vapour_illusionist_concealer_000_at_credo_beauty_600x.jpg

Loose Powder Concealer SPF 20

            I have transitioned a bulk of my research away from the components within harmful makeup - phthalates, lead, formaldehyde, PEGs, butylated compounds, parabens, and talc - to more of a focus on the natural substitutes that could be used to create an effective concealer. A primary concern many users face is the lack of product efficacy when composed solely of natural ingredients. According to a study conducted by the University of Virginia, many natural concealers (not the ones mentioned above) fail to adequately cover blemishes, scars, or the like since they lack PEGs, which are primarily used for their solubility properties, enhancing the penetration of ingredients into the skin.  

            I certainly think that Sung would be able to help in the design concept of the final illustration and I would love to reciprocate in helping build out something for her final proposal, whether that be an actual redevelopment of plastic into reusable material or the like. 

References

Freije, Hope. “Top 10 Toxic Chemicals in Makeup.” Annmarie Skin Care, Annmarie Skin Care, 21 May 2019, www.annmariegianni.com/10-toxic-ingredients-that-might-be-in-your-makeup/?utm_source=pepperjam&utm_medium=affiliate&utm_campaign=21181&clickId=2713831130.​ 

Jean, Abby. “Exfoliation, the Missing Step in Your Skin Care Routine: What's Safe?” Annmarie Skin Care, Annmarie Skin Care, 30 July 2018, www.annmariegianni.com/exfoliation-whats-safe/.

Mapes, Diane. “Suffering for Beauty Has Ancient Roots.” NBCNews.com, NBCUniversal News Group, 11 Jan. 2008, www.nbcnews.com/id/22546056/ns/health/t/suffering-beauty-has-ancient-roots/#.XO-Y7dNKiu4.

Komar, Marlen. “Makeup & War Are More Intricately Connected Than You Realized.” Bustle, Bustle, 8 May 2019, www.bustle.com/p/makeup-war-are-more-intricately-connected-than-you-realized-51078

Mackenzie, Macaela. “Wearing Lots of Makeup May Actually Be Good For Your Skin.” Allure, Allure, 30 May 2017, www.allure.com/story/makeup-as-sun-protection.

University of Virginia. Mycelium Box. Photograph. 2019. https://uvahealth.com/locations/profile/facial-cosmetic-reconstructive-surgery. 

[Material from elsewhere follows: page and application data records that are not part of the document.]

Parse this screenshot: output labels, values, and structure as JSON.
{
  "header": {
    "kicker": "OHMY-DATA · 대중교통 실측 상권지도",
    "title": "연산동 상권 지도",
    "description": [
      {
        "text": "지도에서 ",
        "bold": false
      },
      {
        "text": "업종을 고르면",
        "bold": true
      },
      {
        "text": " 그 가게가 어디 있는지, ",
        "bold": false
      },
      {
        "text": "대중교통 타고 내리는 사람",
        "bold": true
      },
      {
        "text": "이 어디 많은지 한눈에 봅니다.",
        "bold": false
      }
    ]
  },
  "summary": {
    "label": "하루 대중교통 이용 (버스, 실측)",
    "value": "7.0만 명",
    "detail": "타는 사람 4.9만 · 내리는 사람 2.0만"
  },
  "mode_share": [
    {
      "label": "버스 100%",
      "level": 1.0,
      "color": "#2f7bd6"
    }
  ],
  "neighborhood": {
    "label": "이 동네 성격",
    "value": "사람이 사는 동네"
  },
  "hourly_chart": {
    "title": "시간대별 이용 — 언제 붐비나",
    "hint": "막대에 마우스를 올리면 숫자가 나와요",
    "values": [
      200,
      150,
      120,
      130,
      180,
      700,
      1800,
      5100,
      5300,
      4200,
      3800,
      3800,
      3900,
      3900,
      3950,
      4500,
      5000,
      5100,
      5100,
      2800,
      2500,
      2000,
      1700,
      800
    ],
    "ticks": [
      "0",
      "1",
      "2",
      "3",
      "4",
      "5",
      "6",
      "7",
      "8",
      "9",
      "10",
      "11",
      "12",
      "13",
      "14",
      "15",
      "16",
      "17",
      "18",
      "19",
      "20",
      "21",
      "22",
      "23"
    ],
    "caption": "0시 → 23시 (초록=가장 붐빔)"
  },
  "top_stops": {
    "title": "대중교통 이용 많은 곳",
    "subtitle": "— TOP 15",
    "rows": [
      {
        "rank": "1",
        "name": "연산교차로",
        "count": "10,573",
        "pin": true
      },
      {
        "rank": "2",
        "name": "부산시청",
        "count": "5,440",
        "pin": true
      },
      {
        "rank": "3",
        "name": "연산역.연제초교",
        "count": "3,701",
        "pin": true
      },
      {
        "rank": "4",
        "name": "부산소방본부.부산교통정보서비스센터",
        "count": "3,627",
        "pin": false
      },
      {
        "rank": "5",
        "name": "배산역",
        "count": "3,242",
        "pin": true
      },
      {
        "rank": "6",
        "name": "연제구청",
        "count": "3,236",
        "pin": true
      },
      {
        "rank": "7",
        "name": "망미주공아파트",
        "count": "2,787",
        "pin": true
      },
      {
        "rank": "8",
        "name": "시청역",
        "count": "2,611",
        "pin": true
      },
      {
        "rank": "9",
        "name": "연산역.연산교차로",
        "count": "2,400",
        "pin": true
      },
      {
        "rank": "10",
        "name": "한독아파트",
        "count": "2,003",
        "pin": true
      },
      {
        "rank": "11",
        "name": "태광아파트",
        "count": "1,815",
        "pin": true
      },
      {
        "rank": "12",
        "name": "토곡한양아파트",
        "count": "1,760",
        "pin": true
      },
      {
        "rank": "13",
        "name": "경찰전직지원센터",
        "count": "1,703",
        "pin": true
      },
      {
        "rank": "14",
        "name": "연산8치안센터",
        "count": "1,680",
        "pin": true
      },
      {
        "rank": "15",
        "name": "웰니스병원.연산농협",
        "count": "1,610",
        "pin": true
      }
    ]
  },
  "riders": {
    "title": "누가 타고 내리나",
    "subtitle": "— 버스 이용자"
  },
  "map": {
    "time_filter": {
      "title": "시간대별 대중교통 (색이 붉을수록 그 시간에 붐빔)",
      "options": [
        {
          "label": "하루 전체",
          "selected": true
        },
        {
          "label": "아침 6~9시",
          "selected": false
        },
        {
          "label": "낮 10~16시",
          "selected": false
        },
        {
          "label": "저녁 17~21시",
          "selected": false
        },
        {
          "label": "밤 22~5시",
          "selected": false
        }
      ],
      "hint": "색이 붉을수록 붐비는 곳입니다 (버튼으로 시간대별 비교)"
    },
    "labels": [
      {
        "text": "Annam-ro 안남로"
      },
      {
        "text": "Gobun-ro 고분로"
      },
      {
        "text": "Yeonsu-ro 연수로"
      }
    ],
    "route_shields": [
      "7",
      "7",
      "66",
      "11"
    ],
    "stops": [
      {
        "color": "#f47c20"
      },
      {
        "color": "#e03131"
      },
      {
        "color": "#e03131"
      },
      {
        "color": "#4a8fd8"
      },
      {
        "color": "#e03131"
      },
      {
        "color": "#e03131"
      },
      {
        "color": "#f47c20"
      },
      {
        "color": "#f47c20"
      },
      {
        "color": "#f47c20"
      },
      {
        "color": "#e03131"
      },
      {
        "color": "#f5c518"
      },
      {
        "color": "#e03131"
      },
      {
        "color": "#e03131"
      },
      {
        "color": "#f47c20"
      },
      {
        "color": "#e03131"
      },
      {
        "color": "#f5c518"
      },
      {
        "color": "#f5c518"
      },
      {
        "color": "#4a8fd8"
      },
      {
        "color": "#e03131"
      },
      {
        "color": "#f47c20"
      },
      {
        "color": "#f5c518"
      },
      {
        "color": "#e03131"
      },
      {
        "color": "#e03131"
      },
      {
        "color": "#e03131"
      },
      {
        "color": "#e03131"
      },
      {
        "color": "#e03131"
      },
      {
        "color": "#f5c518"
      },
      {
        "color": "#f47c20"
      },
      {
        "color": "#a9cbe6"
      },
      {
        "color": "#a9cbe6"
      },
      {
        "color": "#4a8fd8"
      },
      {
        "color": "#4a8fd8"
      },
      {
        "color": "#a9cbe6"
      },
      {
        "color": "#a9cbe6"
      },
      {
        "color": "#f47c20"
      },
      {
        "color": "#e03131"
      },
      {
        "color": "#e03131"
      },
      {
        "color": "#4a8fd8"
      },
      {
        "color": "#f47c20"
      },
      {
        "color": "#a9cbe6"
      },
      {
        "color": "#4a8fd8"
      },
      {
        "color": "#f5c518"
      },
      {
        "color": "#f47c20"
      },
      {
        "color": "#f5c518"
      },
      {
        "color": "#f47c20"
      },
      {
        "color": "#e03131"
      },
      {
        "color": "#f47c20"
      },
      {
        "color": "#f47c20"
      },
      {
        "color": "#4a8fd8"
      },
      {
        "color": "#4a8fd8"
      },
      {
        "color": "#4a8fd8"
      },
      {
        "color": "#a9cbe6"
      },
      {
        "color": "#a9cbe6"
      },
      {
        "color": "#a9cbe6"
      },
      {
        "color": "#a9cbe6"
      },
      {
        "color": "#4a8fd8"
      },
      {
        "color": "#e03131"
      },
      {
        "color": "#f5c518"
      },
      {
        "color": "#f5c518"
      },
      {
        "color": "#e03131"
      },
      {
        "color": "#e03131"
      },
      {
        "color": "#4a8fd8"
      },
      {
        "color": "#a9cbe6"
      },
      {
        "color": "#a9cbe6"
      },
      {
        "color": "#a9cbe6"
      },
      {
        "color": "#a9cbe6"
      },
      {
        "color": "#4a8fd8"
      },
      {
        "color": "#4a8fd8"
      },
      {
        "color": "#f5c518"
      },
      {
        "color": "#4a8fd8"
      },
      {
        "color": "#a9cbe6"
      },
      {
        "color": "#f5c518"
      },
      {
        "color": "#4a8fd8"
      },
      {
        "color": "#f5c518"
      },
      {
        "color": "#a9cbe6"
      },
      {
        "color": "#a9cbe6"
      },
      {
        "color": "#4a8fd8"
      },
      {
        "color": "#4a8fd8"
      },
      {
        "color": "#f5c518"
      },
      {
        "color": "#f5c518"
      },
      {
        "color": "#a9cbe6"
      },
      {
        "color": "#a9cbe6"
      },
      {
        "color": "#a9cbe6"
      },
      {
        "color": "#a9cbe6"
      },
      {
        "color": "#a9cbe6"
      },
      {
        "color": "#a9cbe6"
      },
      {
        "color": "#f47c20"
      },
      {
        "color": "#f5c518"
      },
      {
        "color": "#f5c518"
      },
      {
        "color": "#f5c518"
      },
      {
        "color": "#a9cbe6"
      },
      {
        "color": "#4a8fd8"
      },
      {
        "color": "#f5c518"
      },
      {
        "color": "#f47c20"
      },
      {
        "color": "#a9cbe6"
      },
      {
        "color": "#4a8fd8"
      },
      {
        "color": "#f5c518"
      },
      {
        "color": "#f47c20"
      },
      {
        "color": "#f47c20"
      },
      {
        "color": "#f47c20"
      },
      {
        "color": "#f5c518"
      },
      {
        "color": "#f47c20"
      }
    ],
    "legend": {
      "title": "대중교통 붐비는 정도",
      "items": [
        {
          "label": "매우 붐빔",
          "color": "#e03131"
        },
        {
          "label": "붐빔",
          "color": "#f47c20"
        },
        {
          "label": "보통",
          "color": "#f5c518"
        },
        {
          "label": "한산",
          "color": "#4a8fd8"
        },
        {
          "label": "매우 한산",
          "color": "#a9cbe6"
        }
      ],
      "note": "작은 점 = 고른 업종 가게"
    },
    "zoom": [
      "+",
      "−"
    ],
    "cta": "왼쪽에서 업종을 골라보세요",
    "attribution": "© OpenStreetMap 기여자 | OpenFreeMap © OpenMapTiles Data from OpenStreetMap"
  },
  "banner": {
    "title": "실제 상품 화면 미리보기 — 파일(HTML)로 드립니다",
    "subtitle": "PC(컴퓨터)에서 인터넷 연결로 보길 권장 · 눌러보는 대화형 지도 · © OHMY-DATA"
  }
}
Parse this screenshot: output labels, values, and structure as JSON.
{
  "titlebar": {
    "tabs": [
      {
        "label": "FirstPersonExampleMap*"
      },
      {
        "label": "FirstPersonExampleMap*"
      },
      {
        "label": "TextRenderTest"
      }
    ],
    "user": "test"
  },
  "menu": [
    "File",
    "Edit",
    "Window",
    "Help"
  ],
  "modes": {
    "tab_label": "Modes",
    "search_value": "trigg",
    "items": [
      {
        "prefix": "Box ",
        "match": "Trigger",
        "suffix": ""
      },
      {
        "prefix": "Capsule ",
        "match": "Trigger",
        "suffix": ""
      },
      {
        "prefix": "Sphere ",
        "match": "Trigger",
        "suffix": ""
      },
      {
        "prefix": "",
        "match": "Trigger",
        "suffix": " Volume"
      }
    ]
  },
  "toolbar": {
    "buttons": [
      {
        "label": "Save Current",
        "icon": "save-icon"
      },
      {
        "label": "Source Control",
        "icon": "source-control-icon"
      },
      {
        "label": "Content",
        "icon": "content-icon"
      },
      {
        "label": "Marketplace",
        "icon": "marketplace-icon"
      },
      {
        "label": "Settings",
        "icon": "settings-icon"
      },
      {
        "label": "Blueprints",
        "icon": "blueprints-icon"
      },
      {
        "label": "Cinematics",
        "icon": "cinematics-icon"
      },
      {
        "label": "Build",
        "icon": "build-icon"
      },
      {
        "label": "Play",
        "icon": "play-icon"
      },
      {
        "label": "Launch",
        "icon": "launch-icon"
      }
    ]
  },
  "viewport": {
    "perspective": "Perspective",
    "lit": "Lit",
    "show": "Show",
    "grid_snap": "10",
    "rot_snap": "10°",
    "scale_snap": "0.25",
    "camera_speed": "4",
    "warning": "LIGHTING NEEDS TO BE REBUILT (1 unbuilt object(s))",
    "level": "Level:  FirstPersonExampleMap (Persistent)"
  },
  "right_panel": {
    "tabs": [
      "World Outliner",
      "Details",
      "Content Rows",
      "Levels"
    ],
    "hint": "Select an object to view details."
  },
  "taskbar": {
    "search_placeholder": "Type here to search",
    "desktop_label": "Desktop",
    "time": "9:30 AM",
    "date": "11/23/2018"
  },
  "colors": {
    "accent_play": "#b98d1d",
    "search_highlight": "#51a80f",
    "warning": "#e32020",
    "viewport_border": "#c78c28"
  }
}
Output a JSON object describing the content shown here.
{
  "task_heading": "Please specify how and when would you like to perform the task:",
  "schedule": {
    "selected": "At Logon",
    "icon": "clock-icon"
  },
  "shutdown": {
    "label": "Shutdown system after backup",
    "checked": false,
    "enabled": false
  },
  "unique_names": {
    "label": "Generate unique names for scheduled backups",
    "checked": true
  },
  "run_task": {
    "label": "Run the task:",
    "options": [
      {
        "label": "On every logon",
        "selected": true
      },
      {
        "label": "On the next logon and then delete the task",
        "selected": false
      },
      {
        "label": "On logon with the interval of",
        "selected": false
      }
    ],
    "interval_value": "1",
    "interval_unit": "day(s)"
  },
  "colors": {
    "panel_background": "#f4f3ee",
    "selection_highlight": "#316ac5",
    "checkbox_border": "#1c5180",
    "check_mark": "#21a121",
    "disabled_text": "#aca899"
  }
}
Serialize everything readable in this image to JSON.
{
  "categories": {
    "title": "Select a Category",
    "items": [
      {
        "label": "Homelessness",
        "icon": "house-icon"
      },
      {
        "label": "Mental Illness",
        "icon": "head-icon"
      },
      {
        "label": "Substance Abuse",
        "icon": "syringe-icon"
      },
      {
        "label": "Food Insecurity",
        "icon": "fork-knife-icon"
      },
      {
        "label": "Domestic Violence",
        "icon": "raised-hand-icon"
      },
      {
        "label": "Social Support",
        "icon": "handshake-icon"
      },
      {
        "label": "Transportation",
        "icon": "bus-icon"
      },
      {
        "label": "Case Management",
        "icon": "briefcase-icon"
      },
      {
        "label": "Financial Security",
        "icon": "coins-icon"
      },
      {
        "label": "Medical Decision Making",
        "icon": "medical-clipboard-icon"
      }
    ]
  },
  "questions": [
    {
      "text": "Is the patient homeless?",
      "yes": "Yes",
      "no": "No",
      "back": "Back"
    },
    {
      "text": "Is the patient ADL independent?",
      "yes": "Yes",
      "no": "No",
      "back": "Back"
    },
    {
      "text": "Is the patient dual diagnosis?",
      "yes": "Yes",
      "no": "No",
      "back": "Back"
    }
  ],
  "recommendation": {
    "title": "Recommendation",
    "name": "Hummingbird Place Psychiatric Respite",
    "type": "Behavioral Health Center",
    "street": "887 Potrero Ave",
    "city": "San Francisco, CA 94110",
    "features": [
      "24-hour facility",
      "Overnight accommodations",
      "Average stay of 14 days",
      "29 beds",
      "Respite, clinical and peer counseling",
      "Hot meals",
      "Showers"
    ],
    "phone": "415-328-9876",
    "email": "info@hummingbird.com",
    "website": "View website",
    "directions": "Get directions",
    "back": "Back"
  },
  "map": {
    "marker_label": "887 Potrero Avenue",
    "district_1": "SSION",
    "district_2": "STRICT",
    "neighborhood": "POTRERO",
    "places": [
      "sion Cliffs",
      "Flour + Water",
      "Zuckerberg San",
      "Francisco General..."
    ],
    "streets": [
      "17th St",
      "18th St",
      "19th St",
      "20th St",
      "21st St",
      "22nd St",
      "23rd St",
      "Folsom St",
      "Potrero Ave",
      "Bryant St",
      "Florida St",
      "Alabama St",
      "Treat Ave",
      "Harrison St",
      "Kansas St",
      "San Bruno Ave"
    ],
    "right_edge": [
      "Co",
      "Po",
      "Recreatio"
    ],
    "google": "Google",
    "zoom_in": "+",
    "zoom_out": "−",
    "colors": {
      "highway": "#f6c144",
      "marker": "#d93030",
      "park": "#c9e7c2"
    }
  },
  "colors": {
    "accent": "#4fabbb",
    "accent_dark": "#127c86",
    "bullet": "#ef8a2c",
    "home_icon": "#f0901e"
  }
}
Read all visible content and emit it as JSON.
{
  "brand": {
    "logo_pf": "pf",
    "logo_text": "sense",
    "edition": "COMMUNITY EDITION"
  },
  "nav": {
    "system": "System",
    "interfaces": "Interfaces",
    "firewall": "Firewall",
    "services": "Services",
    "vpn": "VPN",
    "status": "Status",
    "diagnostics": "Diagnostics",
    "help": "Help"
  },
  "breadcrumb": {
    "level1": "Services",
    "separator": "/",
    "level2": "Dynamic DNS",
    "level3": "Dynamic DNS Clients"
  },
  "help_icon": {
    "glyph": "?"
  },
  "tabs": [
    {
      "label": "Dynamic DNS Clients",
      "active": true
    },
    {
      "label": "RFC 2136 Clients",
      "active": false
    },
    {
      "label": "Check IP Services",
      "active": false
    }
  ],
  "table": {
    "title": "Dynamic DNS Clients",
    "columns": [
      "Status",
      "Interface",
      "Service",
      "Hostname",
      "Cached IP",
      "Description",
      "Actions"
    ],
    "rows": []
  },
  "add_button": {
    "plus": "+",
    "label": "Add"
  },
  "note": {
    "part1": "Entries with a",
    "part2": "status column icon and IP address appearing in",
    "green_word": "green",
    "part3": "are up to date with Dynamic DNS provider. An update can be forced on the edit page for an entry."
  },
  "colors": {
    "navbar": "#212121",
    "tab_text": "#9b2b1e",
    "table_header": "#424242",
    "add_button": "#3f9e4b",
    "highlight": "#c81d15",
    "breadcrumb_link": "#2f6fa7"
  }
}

Sephora. Clean at Sephora: Vapour. Photograph. 2018. https://www.allure.com/story/clean-at-sephora-category-filter-by-ingredient.

Sephora. Clean at Sephora: W3LL. Photograph. 2018. https://www.allure.com/story/clean-at-sephora-category-filter-by-ingredient.

Sephora. Clean at Sephora: Ilia. Photograph. 2018. https://www.allure.com/story/clean-at-sephora-category-filter-by-ingredient.